How To Keep Your Personal Information Safe Online
When you spend time online, you could unknowingly be putting your personal information at risk and making it easier for someone to steal your identity.
Use these tips to help keep your personal information safe online:
Choose strong passwords: Make sure your passwords have a mix of letters, numbers and special characters, if the site you’re registering for allows it. And don’t use the same password across multiple sites. If one site gets hacked, the hacker will be able to access your information through accounts that use the same password.
Access personal information from a secure connection: When using a free, public Wi-Fi hotspot, only log in or send personal information to sites you know are fully encrypted. Look for https at the beginning of the web address (the “s” is for secure) and a lock icon at the top or bottom of your browser window. Log out of every site before signing off.
Massive phishing attack appears to hit cybersecurity conference
About 7,500 registered attendees of this year’s Black Hat cybersecurity conference got an email similar to the one above.
Obvious phishing scheme right? Actually, no.
Though Black Hat is known for pranks and hacks (they tell you not to use the Wi-Fi under any circumstances at the event, because you will be hacked), the e-mail was actually sent out by a Black Hat volunteer who got a bit ahead of himself on Sunday.
We were hacked by British Parliament ... sort of
If you watched this video on phishing attacks today, you may have noticed that our security expert, Eric Fiterman, mentioned the username and password of a Gmail account he set up.

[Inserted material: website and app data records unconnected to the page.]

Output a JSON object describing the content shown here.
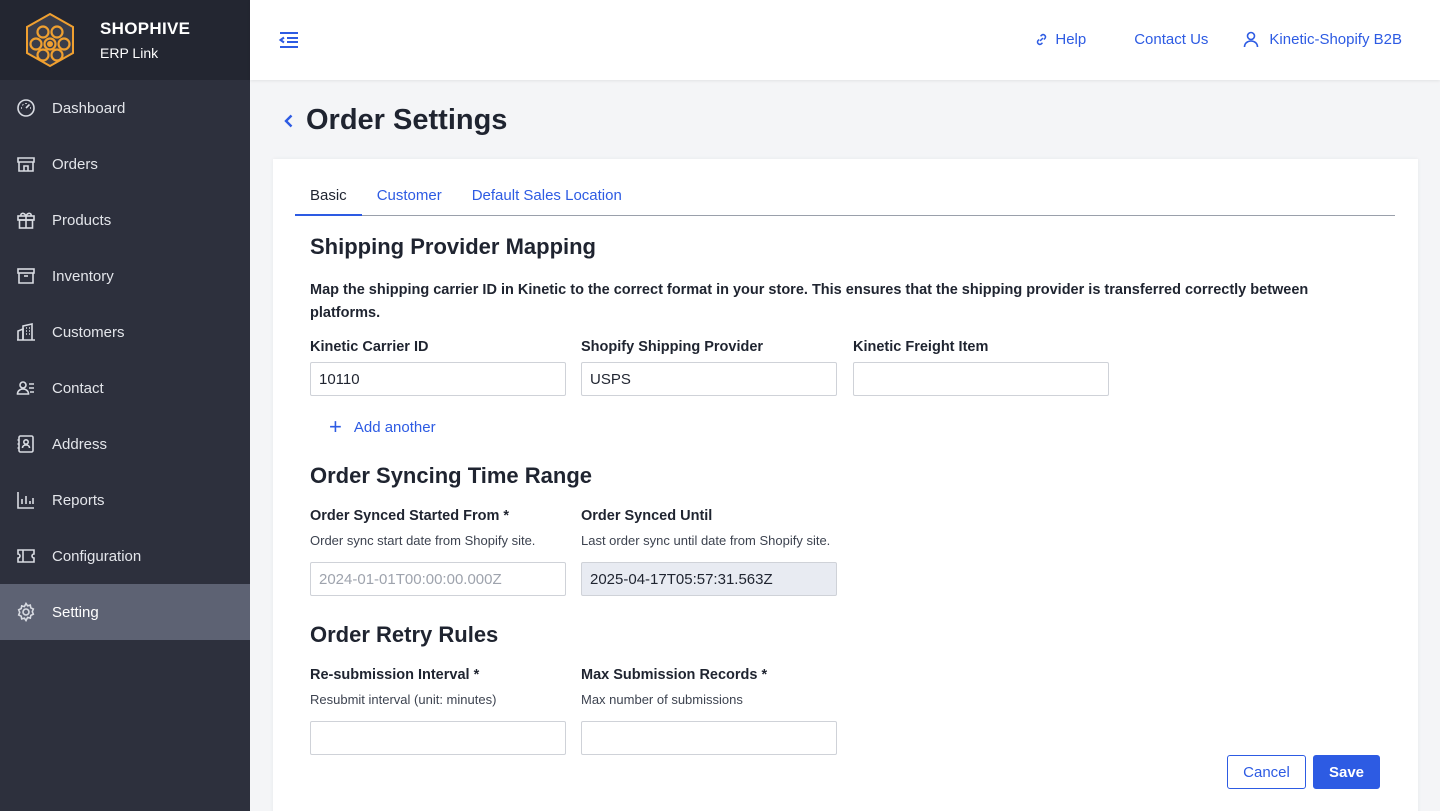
{
  "brand": {
    "name": "SHOPHIVE",
    "subtitle": "ERP Link",
    "logo_icon": "hexagon-honeycomb-logo",
    "accent": "#f0a030"
  },
  "sidebar": {
    "items": [
      {
        "label": "Dashboard",
        "icon": "gauge-icon"
      },
      {
        "label": "Orders",
        "icon": "store-icon"
      },
      {
        "label": "Products",
        "icon": "gift-icon"
      },
      {
        "label": "Inventory",
        "icon": "archive-icon"
      },
      {
        "label": "Customers",
        "icon": "buildings-icon"
      },
      {
        "label": "Contact",
        "icon": "contact-list-icon"
      },
      {
        "label": "Address",
        "icon": "address-book-icon"
      },
      {
        "label": "Reports",
        "icon": "bar-chart-icon"
      },
      {
        "label": "Configuration",
        "icon": "ticket-icon"
      },
      {
        "label": "Setting",
        "icon": "gear-icon",
        "active": true
      }
    ]
  },
  "header": {
    "help_label": "Help",
    "contact_label": "Contact Us",
    "user_label": "Kinetic-Shopify B2B"
  },
  "page": {
    "title": "Order Settings"
  },
  "tabs": [
    {
      "label": "Basic",
      "active": true
    },
    {
      "label": "Customer"
    },
    {
      "label": "Default Sales Location"
    }
  ],
  "shipping": {
    "title": "Shipping Provider Mapping",
    "description": "Map the shipping carrier ID in Kinetic to the correct format in your store. This ensures that the shipping provider is transferred correctly between platforms.",
    "carrier_label": "Kinetic Carrier ID",
    "carrier_value": "10110",
    "provider_label": "Shopify Shipping Provider",
    "provider_value": "USPS",
    "freight_label": "Kinetic Freight Item",
    "freight_value": "",
    "add_another": "Add another"
  },
  "sync": {
    "title": "Order Syncing Time Range",
    "start_label": "Order Synced Started From *",
    "start_hint": "Order sync start date from Shopify site.",
    "start_placeholder": "2024-01-01T00:00:00.000Z",
    "until_label": "Order Synced Until",
    "until_hint": "Last order sync until date from Shopify site.",
    "until_value": "2025-04-17T05:57:31.563Z"
  },
  "retry": {
    "title": "Order Retry Rules",
    "interval_label": "Re-submission Interval *",
    "interval_hint": "Resubmit interval (unit: minutes)",
    "interval_value": "",
    "max_label": "Max Submission Records *",
    "max_hint": "Max number of submissions",
    "max_value": ""
  },
  "actions": {
    "cancel": "Cancel",
    "save": "Save"
  },
  "colors": {
    "primary": "#2d5be3",
    "sidebar_bg": "#2d303d",
    "sidebar_active": "#5d6273"
  }
}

Well, that video was taped a month ago, and poor Eric forgot to change his password. (Eric has since changed the password, so if you haven’t tried yet, you’re out of luck.)
Lo and behold, three people tested it out and snooped around in the Gmail account: One from Canada (18.104.22.168), one from Michigan (22.214.171.124) and one from the United Kingdom (126.96.36.199).
Eric wouldn’t be a good security expert if he didn’t get more information about those IP addresses. And what did he find out about the third one?
% Information related to ‘188.8.131.52 - 184.108.40.206’
inetnum: 220.127.116.11 - 18.104.22.168
descr: Houses of Parliament
source: RIPE # Filtered
status: ASSIGNED PI
Looks like News Corp. isn’t the only hacker in Britain. -David
Is CISPA the new SOPA? We're not sure yet.
- sopa…was a bill with the purported intention of helping intellectual property holders crack down on copyright infringement online. It was killed in the Senate in the face of widespread opposition from many, many people.
- cispa…is a different bill, currently making its way through Congress, with the purported aim of combatting cyberterrorism and lubricating the flow of potentially helpful cyber intelligence between the private and public sector. source
» The key word here is “purported.” Critics of SOPA alleged that the text of the bill was too draconian, and would have allowed for shutting down entire websites for questionable infractions (for example, linking to a message board with a comment that directed users to a site with copyrighted material). Opposition to CISPA, however, comes due to privacy concerns: Critics say the bill allows private companies (such as Facebook and Microsoft which opposed SOPA but support CISPA) to exchange personal information and private data with the government a bit too easily. We’ve still got to delve into the nitty-gritty here, but we recommend you seek out a few different takes on the legislation. TechDirt and Geekosystem are both opposed, GigaOm is so-so, and Lifehacker has a nice rundown as to why Facebook and Microsoft opposed SOPA but support CISPA.
Top German cop uses spyware on daughter, gets hacked in retaliation
According to the report, a top German security official installed a trojan on his own daughter’s computer to monitor her Internet usage. What could possibly go wrong?
Nothing—well, at least until one of the daughter’s friends found the installed spyware. The friend then went after the dad’s personal computer as a payback and managed to get in, where he found a cache of security-related e-mails from work. The e-mails, in turn, provided the information necessary for hackers to infiltrate Germany’s federal police.